Now, let be an arbitrary homeomorphism of the sphere permuting . Pick an arbitrary . If then let be a local homeomorphism taking to a disjoint point , and define . So without loss of generality, we can find where is local (possibly trivial), and . Let be a sufficiently small dividing disk containing so that is disjoint from , and their union does not contain every point of . Join to by a path in the complement of , and let be a regular neighborhood, which by construction is a dividing disk. Let be a local homeomorphism, supported in , that interchanges and , and so that is the identity on . Then is itself local, because the complement of the interior of a dividing disk is also a dividing disk, and we have expressed as a product of at most three local homeomorphisms. This shows that the commutator length of is at most , and since was arbitrary, we are done. qed.
The same argument just barely fails to work with in place of . One can also define dividing disks and local homeomorphisms in , with the following important difference.

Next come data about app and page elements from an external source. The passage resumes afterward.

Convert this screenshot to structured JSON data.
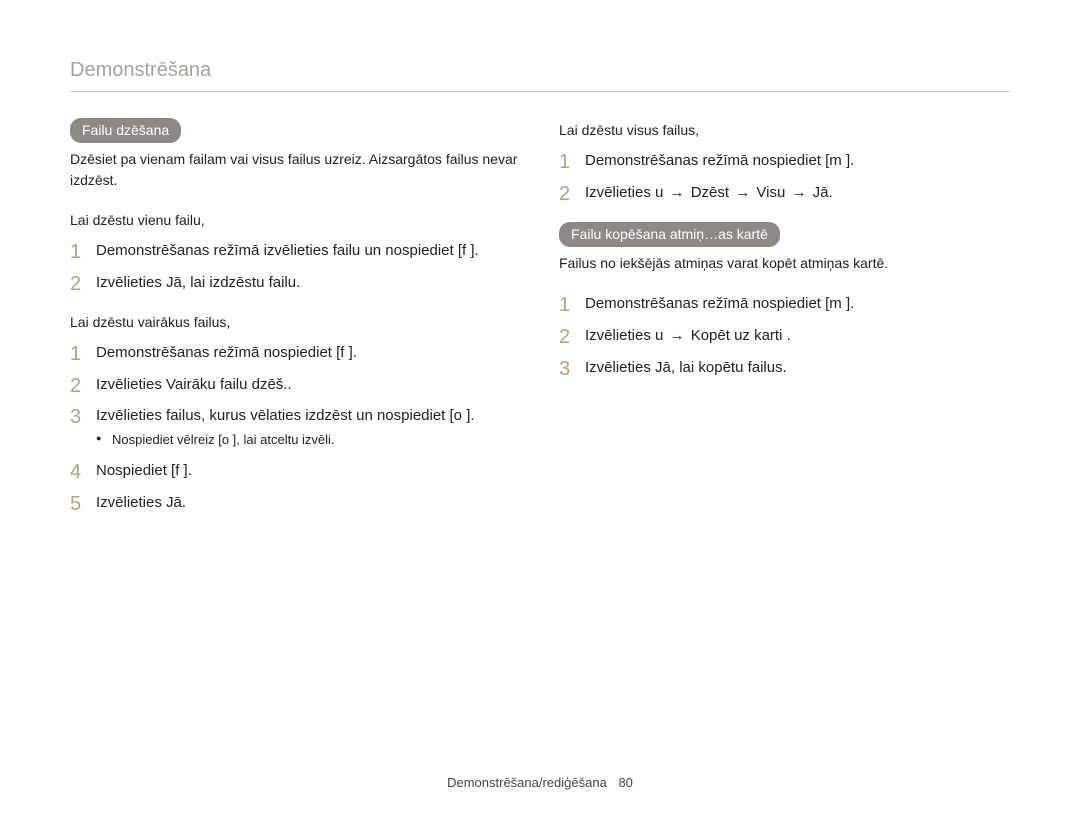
{
  "title": "Demonstrēšana",
  "footer": {
    "text": "Demonstrēšana/rediģēšana",
    "page": "80"
  },
  "left": {
    "section_title": "Failu dzēšana",
    "desc": "Dzēsiet pa vienam failam vai visus failus uzreiz. Aizsargātos failus nevar izdzēst.",
    "sub1": "Lai dzēstu vienu failu,",
    "steps1": [
      "Demonstrēšanas režīmā izvēlieties failu un nospiediet [f   ].",
      "Izvēlieties Jā, lai izdzēstu failu."
    ],
    "sub2": "Lai dzēstu vairākus failus,",
    "steps2": [
      "Demonstrēšanas režīmā nospiediet [f   ].",
      "Izvēlieties Vairāku failu dzēš..",
      "Izvēlieties failus, kurus vēlaties izdzēst un nospiediet [o ].",
      "Nospiediet [f   ].",
      "Izvēlieties Jā."
    ],
    "bullet": "Nospiediet vēlreiz [o ], lai atceltu izvēli."
  },
  "right": {
    "sub1": "Lai dzēstu visus failus,",
    "steps1": [
      {
        "parts": [
          "Demonstrēšanas režīmā nospiediet [m      ]."
        ]
      },
      {
        "parts": [
          "Izvēlieties u    ",
          "→",
          " Dzēst ",
          "→",
          " Visu ",
          "→",
          " Jā."
        ]
      }
    ],
    "section_title": "Failu kopēšana atmiņ…as kartē",
    "desc": "Failus no iekšējās atmiņas varat kopēt atmiņas kartē.",
    "steps2": [
      {
        "parts": [
          "Demonstrēšanas režīmā nospiediet [m      ]."
        ]
      },
      {
        "parts": [
          "Izvēlieties u    ",
          "→",
          " Kopēt uz karti ."
        ]
      },
      {
        "parts": [
          "Izvēlieties Jā, lai kopētu failus."
        ]
      }
    ]
  }
}
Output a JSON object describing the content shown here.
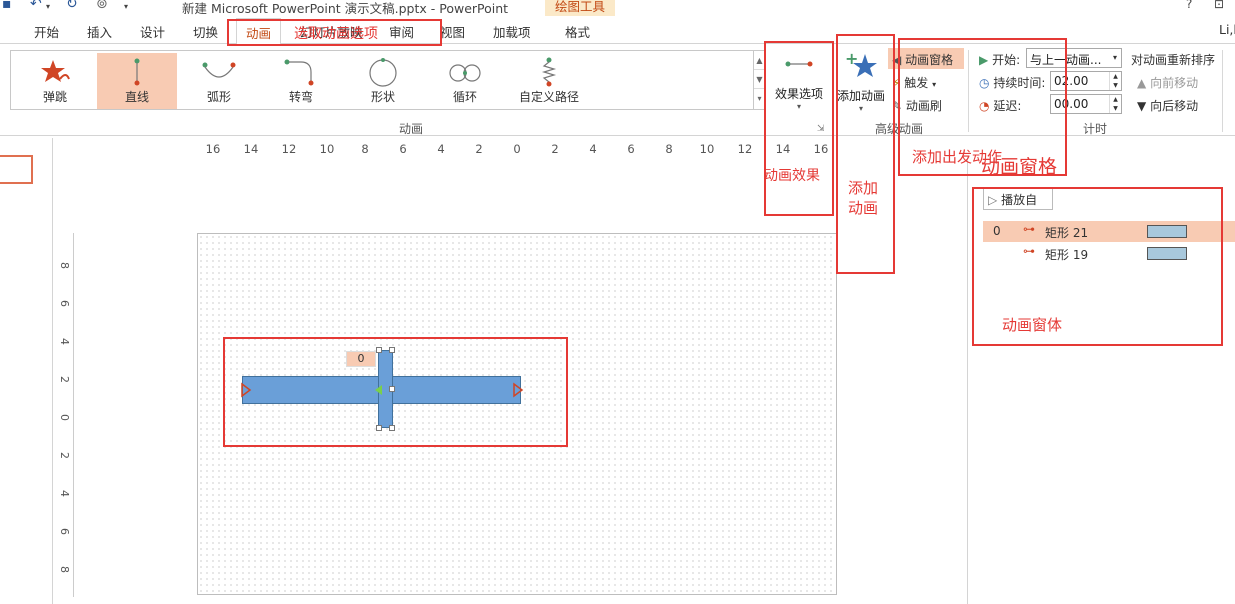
{
  "window": {
    "title": "新建 Microsoft PowerPoint 演示文稿.pptx - PowerPoint",
    "context_tab_group": "绘图工具",
    "help": "?",
    "user": "Li,l"
  },
  "tabs": [
    "开始",
    "插入",
    "设计",
    "切换",
    "动画",
    "幻灯片放映",
    "审阅",
    "视图",
    "加载项",
    "格式"
  ],
  "active_tab": "动画",
  "animation_gallery": {
    "items": [
      {
        "label": "弹跳",
        "icon": "bounce-icon"
      },
      {
        "label": "直线",
        "icon": "line-path-icon",
        "selected": true
      },
      {
        "label": "弧形",
        "icon": "arc-path-icon"
      },
      {
        "label": "转弯",
        "icon": "turn-path-icon"
      },
      {
        "label": "形状",
        "icon": "shape-path-icon"
      },
      {
        "label": "循环",
        "icon": "loop-path-icon"
      },
      {
        "label": "自定义路径",
        "icon": "custom-path-icon"
      }
    ],
    "group_label": "动画"
  },
  "effect_options": {
    "label": "效果选项"
  },
  "advanced_animation": {
    "group_label": "高级动画",
    "add_animation": "添加动画",
    "animation_pane": "动画窗格",
    "trigger": "触发",
    "animation_painter": "动画刷"
  },
  "timing": {
    "group_label": "计时",
    "start_label": "开始:",
    "start_value": "与上一动画...",
    "duration_label": "持续时间:",
    "duration_value": "02.00",
    "delay_label": "延迟:",
    "delay_value": "00.00",
    "reorder_title": "对动画重新排序",
    "move_earlier": "向前移动",
    "move_later": "向后移动"
  },
  "ruler": {
    "h_ticks": [
      "16",
      "14",
      "12",
      "10",
      "8",
      "6",
      "4",
      "2",
      "0",
      "2",
      "4",
      "6",
      "8",
      "10",
      "12",
      "14",
      "16"
    ],
    "v_ticks": [
      "8",
      "6",
      "4",
      "2",
      "0",
      "2",
      "4",
      "6",
      "8"
    ]
  },
  "slide": {
    "animation_tag": "0"
  },
  "animation_pane": {
    "play_from": "播放自",
    "items": [
      {
        "index": "0",
        "name": "矩形 21",
        "selected": true
      },
      {
        "index": "",
        "name": "矩形 19",
        "selected": false
      }
    ]
  },
  "annotations": {
    "animation_options": "选取动画选项",
    "animation_effect": "动画效果",
    "add_animation": "添加\n动画",
    "add_trigger_action": "添加出发动作",
    "animation_pane_title": "动画窗格",
    "animation_pane_body": "动画窗体"
  },
  "colors": {
    "accent": "#c24a14",
    "selection": "#f8cbb3",
    "annotation_red": "#e53935",
    "shape_fill": "#6a9fd8"
  }
}
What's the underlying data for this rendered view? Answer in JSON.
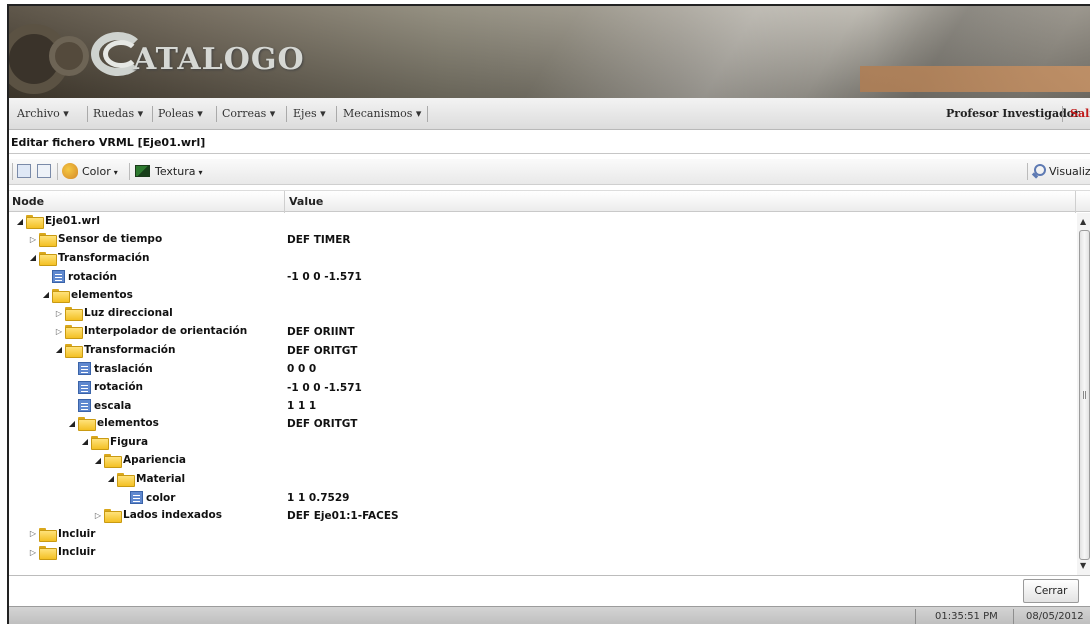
{
  "app": {
    "logo_text": "ATALOGO"
  },
  "menu": {
    "items": [
      {
        "label": "Archivo ▾"
      },
      {
        "label": "Ruedas ▾"
      },
      {
        "label": "Poleas ▾"
      },
      {
        "label": "Correas ▾"
      },
      {
        "label": "Ejes ▾"
      },
      {
        "label": "Mecanismos ▾"
      }
    ],
    "user": "Profesor Investigador",
    "exit": "Salir"
  },
  "panel": {
    "title": "Editar fichero VRML [Eje01.wrl]"
  },
  "toolbar": {
    "color_label": "Color",
    "texture_label": "Textura",
    "visualize_label": "Visualizar"
  },
  "columns": {
    "node": "Node",
    "value": "Value"
  },
  "tree": [
    {
      "label": "Eje01.wrl",
      "value": "",
      "icon": "folder-icon",
      "state": "expanded"
    },
    {
      "label": "Sensor de tiempo",
      "value": "DEF TIMER",
      "icon": "folder-icon",
      "state": "collapsed"
    },
    {
      "label": "Transformación",
      "value": "",
      "icon": "folder-icon",
      "state": "expanded"
    },
    {
      "label": "rotación",
      "value": "-1 0 0 -1.571",
      "icon": "field-icon",
      "state": "leaf"
    },
    {
      "label": "elementos",
      "value": "",
      "icon": "folder-icon",
      "state": "expanded"
    },
    {
      "label": "Luz direccional",
      "value": "",
      "icon": "folder-icon",
      "state": "collapsed"
    },
    {
      "label": "Interpolador de orientación",
      "value": "DEF ORIINT",
      "icon": "folder-icon",
      "state": "collapsed"
    },
    {
      "label": "Transformación",
      "value": "DEF ORITGT",
      "icon": "folder-icon",
      "state": "expanded"
    },
    {
      "label": "traslación",
      "value": "0 0 0",
      "icon": "field-icon",
      "state": "leaf"
    },
    {
      "label": "rotación",
      "value": "-1 0 0 -1.571",
      "icon": "field-icon",
      "state": "leaf"
    },
    {
      "label": "escala",
      "value": "1 1 1",
      "icon": "field-icon",
      "state": "leaf"
    },
    {
      "label": "elementos",
      "value": "DEF ORITGT",
      "icon": "folder-icon",
      "state": "expanded"
    },
    {
      "label": "Figura",
      "value": "",
      "icon": "folder-icon",
      "state": "expanded"
    },
    {
      "label": "Apariencia",
      "value": "",
      "icon": "folder-icon",
      "state": "expanded"
    },
    {
      "label": "Material",
      "value": "",
      "icon": "folder-icon",
      "state": "expanded"
    },
    {
      "label": "color",
      "value": "1 1 0.7529",
      "icon": "field-icon",
      "state": "leaf"
    },
    {
      "label": "Lados indexados",
      "value": "DEF Eje01:1-FACES",
      "icon": "folder-icon",
      "state": "collapsed"
    },
    {
      "label": "Incluir",
      "value": "",
      "icon": "folder-icon",
      "state": "collapsed"
    },
    {
      "label": "Incluir",
      "value": "",
      "icon": "folder-icon",
      "state": "collapsed"
    }
  ],
  "footer": {
    "close_label": "Cerrar"
  },
  "status": {
    "time": "01:35:51 PM",
    "date": "08/05/2012"
  }
}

One can show by the same argument that local homeomorphisms in are commutators, and that for an arbitrary element there are local elements so that is the identity on a dividing disk; i.e. this composition is anti-local. However, the complement of the interior of a dividing disk in the plane is not a dividing disk; the difference can be measured by keeping track of the point at infinity. This is a restatement of the Birman exact sequence; at the level of quasimorphisms, one has the following exact sequence: .
The so-called “point-pushing” subgroup can be understood geometrically by tracking the image of a proper ray from to infinity. We are therefore motivated to consider the following object:
Definition: The ray graph is the graph whose vertex set is the set of isotopy classes of proper rays , with interior in the complement of , from a point in to infinity, and whose edges are the pairs of such rays that can be realized disjointly.
One can verify that the graph is connected, and that the group acts simplicially on by automorphisms, and transitively on vertices.
Lemma: Let and suppose there is a vertex such that share an edge. Then is a product of at most two local homeomorphisms.
Sketch of proof: After adjusting by an isotopy, assume that and are actually disjoint. Let be sufficiently small disjoint disks about the endpoint of and , and an arc from to disjoint from and , so that the union does not separate the part of outside . Then this union can be engulfed in a punctured disk containing infinity, whose complement contains some of . There is a local supported in a neighborhood of such that is supported (after isotopy) in the complement of (i.e. it is also local). qed.
It follows that if has a bounded orbit in , then the commutator lengths of the powers of are bounded, and therefore vanishes. If this is true for every , then Bavard duality implies that admits no nontrivial homogeneous quasimorphisms. This motivates the following questions:
Question: Is the diameter of infinite? (Exercise: show )
Question: Does any element of act on with positive translation length?
Question: Can one use this action to construct nontrivial quasimorphisms on ?